When the president signed into law the Tax Cuts and Jobs Act (TCJA) in 2018, it more than doubled the federal estate and gift tax exemption. The legislation currently allows a person to transfer up to $11.4 million by way of gifts or as part of an estate. Married couples may transfer as much as $22.8 million free of estate or gift taxes, but a sunset provision in the law means the exemption for an individual will revert to its pre-2018 level of $5.49 million on January 1, 2026. Unless Congress acts to change it, you have only five years remaining to take advantage of the substantial benefit of the TCJA. Five years may seem to be more than enough time to get together with your attorney for a review your estate plan to take full advantage of the higher exemption, but keep in mind the exemption could disappear sooner through legislative action after the 2020 national elections.
Reducing the Value of Your Taxable Estate
Gifting assets during your lifetime instead of waiting to give it as part of your estate after your death allows you to see and enjoy the benefit the recipient derives from receiving it. It immediately reduces the value of your taxable estate by the amount of the gift while also ensuring that future appreciated value of the asset does not become part of your estate.
Taking full advantage of the current amount of the estate and gift tax exemption allows for estate tax savings that may not be available five years from now, particularly in light of our record-high budget deficit which will eventually need to be paid down through tax revenues. Assets that you retain in your estate instead of making gifts during your lifetime will [hopefully] grow in value resulting in an increase in the size of your estate at death. Loss of the enhanced estate tax exemption at the end of 2025 could cause your estate to pay more taxes than had you gifted away part of it.
Using a Trust to Take Advantage of the TCJA
It is perfectly understandable to have reservations about the ability of the recipient of a gift not to squander or mismanage it. An irrevocable trust may offer a sound alternative to an outright gift. And, certain irrevocable trusts can provide income to you, your spouse, your children and/or your grandchildren whilst still removing the assets from your “estate”.
A gift made to an irrevocable trust with the intended beneficiary of the gift named as the beneficiary gives you the peace of mind of knowing the assets are managed by a trustee of your choosing according to the rules you established when the trust was created (so long as they comport with state law and the IRC). An estate planning attorney can offer advice and guidance about creating an irrevocable trust to take full advantage of the current estate and gift tax exemption and can even set up certain trusts to provide income to one class of people and distributions of principal to another class.
What the State Does Could Affect Your Taxes
Getting your estate plan in order sooner than later should not focus only on federal law. Earlier this year, a bill was introduced in the California legislature to impose a state tax on estates valued in excess of $3.5 million. The measure was not approved, but the effort to impose taxes at the state level coupled with the fast-approaching end to the enhanced federal estate and gift tax exemption should be incentives for someone to move quickly to take advantage of the tax benefits currently available to them.
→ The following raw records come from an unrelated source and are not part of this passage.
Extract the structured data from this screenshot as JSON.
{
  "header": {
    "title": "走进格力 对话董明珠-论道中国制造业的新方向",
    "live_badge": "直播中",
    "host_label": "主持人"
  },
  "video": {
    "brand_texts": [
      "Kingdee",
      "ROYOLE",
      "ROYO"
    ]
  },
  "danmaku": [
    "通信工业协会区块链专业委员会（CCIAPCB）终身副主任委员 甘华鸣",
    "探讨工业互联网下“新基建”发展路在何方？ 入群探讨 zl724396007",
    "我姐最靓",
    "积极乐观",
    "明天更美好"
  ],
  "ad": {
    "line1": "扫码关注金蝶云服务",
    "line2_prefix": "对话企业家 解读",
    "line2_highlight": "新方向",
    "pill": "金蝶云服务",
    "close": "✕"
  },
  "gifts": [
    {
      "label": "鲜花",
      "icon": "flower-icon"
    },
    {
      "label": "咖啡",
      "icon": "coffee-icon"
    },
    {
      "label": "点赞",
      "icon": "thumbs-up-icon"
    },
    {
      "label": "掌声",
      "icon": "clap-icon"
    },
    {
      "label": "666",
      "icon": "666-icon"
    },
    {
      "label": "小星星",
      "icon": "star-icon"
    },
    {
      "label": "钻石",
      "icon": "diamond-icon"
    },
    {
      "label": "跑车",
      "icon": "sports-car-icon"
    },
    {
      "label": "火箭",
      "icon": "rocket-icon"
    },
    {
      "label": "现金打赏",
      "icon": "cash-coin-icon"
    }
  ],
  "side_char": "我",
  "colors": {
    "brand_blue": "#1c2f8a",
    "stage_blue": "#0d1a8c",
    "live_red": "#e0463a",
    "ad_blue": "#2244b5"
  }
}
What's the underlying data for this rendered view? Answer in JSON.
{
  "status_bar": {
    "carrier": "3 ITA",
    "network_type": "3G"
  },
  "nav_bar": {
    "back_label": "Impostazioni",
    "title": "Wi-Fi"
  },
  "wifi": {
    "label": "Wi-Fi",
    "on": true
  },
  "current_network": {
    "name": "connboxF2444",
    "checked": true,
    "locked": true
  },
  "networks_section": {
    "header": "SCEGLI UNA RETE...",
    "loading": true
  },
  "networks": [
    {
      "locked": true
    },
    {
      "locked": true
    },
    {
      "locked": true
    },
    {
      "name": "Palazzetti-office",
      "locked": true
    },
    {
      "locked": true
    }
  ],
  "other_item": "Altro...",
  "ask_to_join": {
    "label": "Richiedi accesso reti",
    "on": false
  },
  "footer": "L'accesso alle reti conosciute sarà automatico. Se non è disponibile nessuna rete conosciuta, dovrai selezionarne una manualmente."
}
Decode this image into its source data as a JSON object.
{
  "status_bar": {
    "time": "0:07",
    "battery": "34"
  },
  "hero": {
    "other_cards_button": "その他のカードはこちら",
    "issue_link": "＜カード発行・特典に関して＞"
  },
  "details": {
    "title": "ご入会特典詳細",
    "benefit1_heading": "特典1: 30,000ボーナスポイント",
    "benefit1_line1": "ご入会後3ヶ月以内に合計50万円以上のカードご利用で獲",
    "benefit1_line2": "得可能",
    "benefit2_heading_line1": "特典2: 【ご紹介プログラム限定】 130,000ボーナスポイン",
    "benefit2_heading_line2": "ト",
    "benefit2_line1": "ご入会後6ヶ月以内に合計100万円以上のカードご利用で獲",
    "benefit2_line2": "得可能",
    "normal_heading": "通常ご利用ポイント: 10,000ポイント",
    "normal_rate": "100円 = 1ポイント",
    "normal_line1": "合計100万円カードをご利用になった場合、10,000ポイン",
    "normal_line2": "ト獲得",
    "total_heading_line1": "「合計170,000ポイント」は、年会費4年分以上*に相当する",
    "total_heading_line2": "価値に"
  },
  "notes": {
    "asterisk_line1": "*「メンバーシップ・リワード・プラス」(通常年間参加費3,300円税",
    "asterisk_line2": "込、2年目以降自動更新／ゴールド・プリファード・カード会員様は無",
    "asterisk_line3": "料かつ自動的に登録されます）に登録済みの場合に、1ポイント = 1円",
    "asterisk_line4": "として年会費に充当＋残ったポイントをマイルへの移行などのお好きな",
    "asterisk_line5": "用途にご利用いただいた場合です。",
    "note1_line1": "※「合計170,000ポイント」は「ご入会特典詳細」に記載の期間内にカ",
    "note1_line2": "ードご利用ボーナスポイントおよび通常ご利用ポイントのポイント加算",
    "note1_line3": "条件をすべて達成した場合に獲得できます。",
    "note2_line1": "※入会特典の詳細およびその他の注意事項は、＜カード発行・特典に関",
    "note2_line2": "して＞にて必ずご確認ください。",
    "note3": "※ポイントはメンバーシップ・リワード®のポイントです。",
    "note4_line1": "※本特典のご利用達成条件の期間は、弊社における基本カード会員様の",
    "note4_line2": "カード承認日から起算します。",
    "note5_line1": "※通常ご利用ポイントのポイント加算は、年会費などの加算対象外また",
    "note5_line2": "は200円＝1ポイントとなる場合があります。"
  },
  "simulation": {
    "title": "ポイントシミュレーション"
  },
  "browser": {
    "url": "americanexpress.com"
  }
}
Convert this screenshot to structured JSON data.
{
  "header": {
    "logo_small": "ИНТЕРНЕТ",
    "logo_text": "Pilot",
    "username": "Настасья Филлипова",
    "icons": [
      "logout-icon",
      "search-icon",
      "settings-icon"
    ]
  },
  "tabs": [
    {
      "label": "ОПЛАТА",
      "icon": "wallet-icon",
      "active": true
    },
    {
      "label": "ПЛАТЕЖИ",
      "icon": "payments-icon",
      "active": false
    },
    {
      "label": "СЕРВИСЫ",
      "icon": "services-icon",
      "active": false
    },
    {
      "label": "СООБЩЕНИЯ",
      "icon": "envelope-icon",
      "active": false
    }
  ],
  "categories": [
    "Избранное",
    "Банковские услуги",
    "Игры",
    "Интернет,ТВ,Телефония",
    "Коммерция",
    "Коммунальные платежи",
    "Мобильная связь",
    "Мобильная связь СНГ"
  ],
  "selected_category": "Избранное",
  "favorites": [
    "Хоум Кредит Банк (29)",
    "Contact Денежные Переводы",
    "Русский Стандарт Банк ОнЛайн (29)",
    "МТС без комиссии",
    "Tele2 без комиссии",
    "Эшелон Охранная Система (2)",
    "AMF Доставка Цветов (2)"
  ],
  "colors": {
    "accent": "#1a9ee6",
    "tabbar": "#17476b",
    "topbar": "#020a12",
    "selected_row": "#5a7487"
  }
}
Get Advice from an Orange County Estate Planning Attorney
The estate planning attorneys at NM Law have the knowledge and experience to offer advice and guidance to individuals concerned about the impact of current federal law on their estate plans. Let them help you take full advantage of the current tax laws by calling them today at (949) 253-0000 to schedule an appointment.
Disclaimer: This article is intended to provide a general summary of laws in the State of California and should not be construed as a legal opinion nor a complete legal analysis of the subject matter. Noelle Minto is an attorney at NM Law, APC in Tustin, California, a law firm specializing in Trusts & Estates and Business Transactions.